The ban has drawn particular ire not only because of its implications for free expression, but also for purely economic reasons. Many Nigerians rely on Twitter to support their work. Employers, for instance, use the platform to circulate job openings. Freelancers use it to advertise and promote their services. And the country’s vibrant start-up community — Nigeria has the most start-ups in Africa — uses Twitter to attract investment.
In Nigeria, Twitter is our 911, it's our crowd funding community, e-commerce platform, our fact checker and the main CRM tool for most companies.
It is some people's source of livelihood. If the government can't give Nigerians food, they shouldn't take our plate.#KeepitOn
— Alex Oluwatobi (@alexlobaloba) June 5, 2021
Social science research can help us understand a fundamental weakness of using social media bans and Internet shutdowns to quell domestic opposition: As indiscriminate tools of repression, they are particularly hard to sustain and may even be likely to backfire.
Before the Twitter ban, Nigerians were using “#June12Protest” to get people to turn out for an anti-government protest on that date. This hashtag regained momentum after the Twitter ban — our research found many people using it alongside #TwitterBan and #KeepitOn, the two primary hashtags that emerged to protest the ban, as the figure below shows.
It’s unclear how long the Buhari government will be willing to keep the ban in place. The day after the government announced the “indefinite suspension” of Twitter’s operations, officials clarified that the ban was intended to be temporary. On Friday, the attorney general and minister of justice, Abubakar Malami, also appeared to back off from prosecuting Nigerians who continue to use Twitter. Instead, he said the initial directive given to federal prosecutors was only intended to target people or groups that are helping Twitter evade the ban.
3. Governments and tech companies are locked in a tug of war
In their efforts to prevent the spread of misinformation, hateful speech and other violence-inciting content on their platforms, social media companies have become more willing to moderate the speech of politicians and government officials.

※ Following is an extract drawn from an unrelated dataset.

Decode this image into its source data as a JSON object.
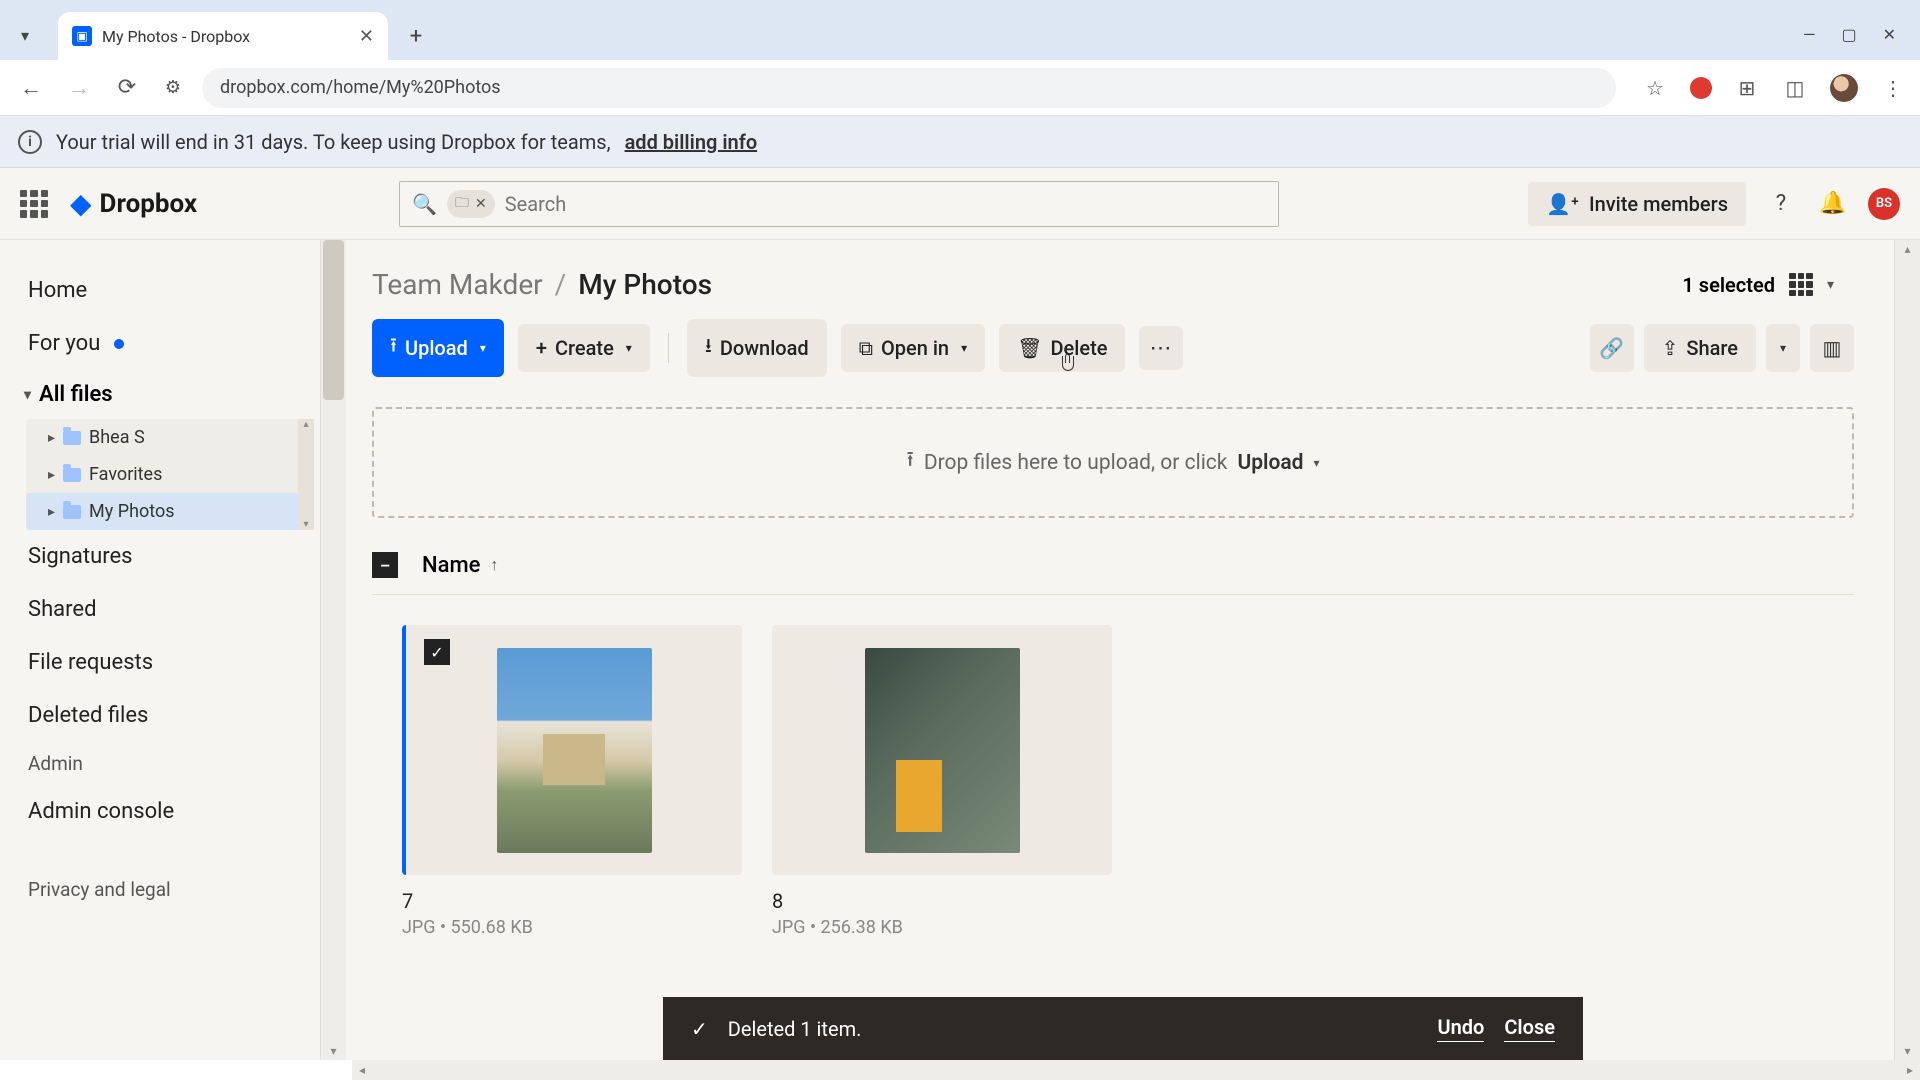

Most prominently, Facebook and Twitter increasingly fact-checked and labeled posts from Donald Trump throughout the 2020 election, culminating in a permanent ban from Twitter and a two-year suspension from Facebook in the aftermath of the Jan. 6 assault on the U.S. Capitol.
Both platforms have also removed posts by Brazilian President Jair Bolsonaro and Venezuelan President Nicolás Maduro, claiming these posts were sharing misinformation on covid-19. More recently, Facebook announced plans to end its policy that treated speech from politicians as inherently “newsworthy,” which had largely shielded officials from content moderation.
But governments are pushing back on platforms for these decisions — often using the same principles that the platforms use to justify their own moderation. Last year, Turkey fined several social media platforms for not following domestic laws on removing “offensive” content within 48 hours. When Twitter removed more than 7,000 fake accounts linked to the youth wing of Turkey’s ruling party, the government threatened that “we would like to remind [Twitter] of the eventual fate of a number of organisations which attempted to take similar steps in the past.”
The Nigerian government seems to be following a similar playbook. A spokesperson for Buhari, for instance, claimed the Twitter ban is not just a response to the removal of the president’s tweet. Rather, it is meant to hold the social media company accountable for its role in spreading “misinformation and fake news” that have “real world violent consequences.”
Lindsay Hundley (@ljhundley) is a postdoctoral fellow at the Center for International Security and Cooperation (CISAC) at Stanford University. Hakeem Bishi (@Hakeem23492089) is a PhD student in geography, urban and environmental studies at Concordia University in Montreal. Shelby Grossman (@shelbygrossman) is a research scholar at the Stanford Internet Observatory.